What you should do:
Print the data once more, exactly as supplied.

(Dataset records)
-- Opening Marker --

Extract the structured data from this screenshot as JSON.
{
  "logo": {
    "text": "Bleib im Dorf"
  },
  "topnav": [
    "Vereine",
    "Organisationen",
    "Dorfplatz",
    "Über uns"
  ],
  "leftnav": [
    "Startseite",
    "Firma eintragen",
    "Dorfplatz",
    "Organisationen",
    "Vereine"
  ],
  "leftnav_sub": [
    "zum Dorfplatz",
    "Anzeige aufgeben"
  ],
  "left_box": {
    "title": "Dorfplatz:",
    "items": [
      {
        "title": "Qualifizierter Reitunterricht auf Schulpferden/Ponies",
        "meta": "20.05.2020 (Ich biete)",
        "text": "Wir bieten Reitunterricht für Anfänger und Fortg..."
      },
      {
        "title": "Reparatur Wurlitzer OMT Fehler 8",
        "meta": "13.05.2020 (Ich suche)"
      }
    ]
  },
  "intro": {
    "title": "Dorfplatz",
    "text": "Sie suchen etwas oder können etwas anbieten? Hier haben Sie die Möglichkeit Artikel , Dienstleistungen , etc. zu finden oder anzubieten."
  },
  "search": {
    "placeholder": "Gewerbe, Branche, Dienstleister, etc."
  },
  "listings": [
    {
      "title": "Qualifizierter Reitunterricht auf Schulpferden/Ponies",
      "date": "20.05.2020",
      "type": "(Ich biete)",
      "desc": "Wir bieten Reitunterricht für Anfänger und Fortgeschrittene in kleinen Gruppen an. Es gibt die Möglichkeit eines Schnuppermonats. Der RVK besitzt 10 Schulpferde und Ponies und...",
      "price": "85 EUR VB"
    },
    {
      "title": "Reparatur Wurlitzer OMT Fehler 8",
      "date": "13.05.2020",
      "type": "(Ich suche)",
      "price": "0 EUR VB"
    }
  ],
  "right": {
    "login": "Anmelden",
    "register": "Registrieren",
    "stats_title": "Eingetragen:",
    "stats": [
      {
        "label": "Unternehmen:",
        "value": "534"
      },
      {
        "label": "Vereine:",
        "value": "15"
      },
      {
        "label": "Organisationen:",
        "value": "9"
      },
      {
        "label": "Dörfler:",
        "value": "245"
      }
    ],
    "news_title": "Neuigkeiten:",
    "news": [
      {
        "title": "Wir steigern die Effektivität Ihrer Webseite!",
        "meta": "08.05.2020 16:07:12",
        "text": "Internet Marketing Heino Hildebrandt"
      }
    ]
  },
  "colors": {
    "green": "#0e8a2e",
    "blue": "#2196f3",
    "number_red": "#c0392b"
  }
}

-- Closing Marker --

Output below:
Extract the structured data from this screenshot as JSON.
{
  "logo": {
    "text": "Bleib im Dorf"
  },
  "topnav": [
    "Vereine",
    "Organisationen",
    "Dorfplatz",
    "Über uns"
  ],
  "leftnav": [
    "Startseite",
    "Firma eintragen",
    "Dorfplatz",
    "Organisationen",
    "Vereine"
  ],
  "leftnav_sub": [
    "zum Dorfplatz",
    "Anzeige aufgeben"
  ],
  "left_box": {
    "title": "Dorfplatz:",
    "items": [
      {
        "title": "Qualifizierter Reitunterricht auf Schulpferden/Ponies",
        "meta": "20.05.2020 (Ich biete)",
        "text": "Wir bieten Reitunterricht für Anfänger und Fortg..."
      },
      {
        "title": "Reparatur Wurlitzer OMT Fehler 8",
        "meta": "13.05.2020 (Ich suche)"
      }
    ]
  },
  "intro": {
    "title": "Dorfplatz",
    "text": "Sie suchen etwas oder können etwas anbieten? Hier haben Sie die Möglichkeit Artikel , Dienstleistungen , etc. zu finden oder anzubieten."
  },
  "search": {
    "placeholder": "Gewerbe, Branche, Dienstleister, etc."
  },
  "listings": [
    {
      "title": "Qualifizierter Reitunterricht auf Schulpferden/Ponies",
      "date": "20.05.2020",
      "type": "(Ich biete)",
      "desc": "Wir bieten Reitunterricht für Anfänger und Fortgeschrittene in kleinen Gruppen an. Es gibt die Möglichkeit eines Schnuppermonats. Der RVK besitzt 10 Schulpferde und Ponies und...",
      "price": "85 EUR VB"
    },
    {
      "title": "Reparatur Wurlitzer OMT Fehler 8",
      "date": "13.05.2020",
      "type": "(Ich suche)",
      "price": "0 EUR VB"
    }
  ],
  "right": {
    "login": "Anmelden",
    "register": "Registrieren",
    "stats_title": "Eingetragen:",
    "stats": [
      {
        "label": "Unternehmen:",
        "value": "534"
      },
      {
        "label": "Vereine:",
        "value": "15"
      },
      {
        "label": "Organisationen:",
        "value": "9"
      },
      {
        "label": "Dörfler:",
        "value": "245"
      }
    ],
    "news_title": "Neuigkeiten:",
    "news": [
      {
        "title": "Wir steigern die Effektivität Ihrer Webseite!",
        "meta": "08.05.2020 16:07:12",
        "text": "Internet Marketing Heino Hildebrandt"
      }
    ]
  },
  "colors": {
    "green": "#0e8a2e",
    "blue": "#2196f3",
    "number_red": "#c0392b"
  }
}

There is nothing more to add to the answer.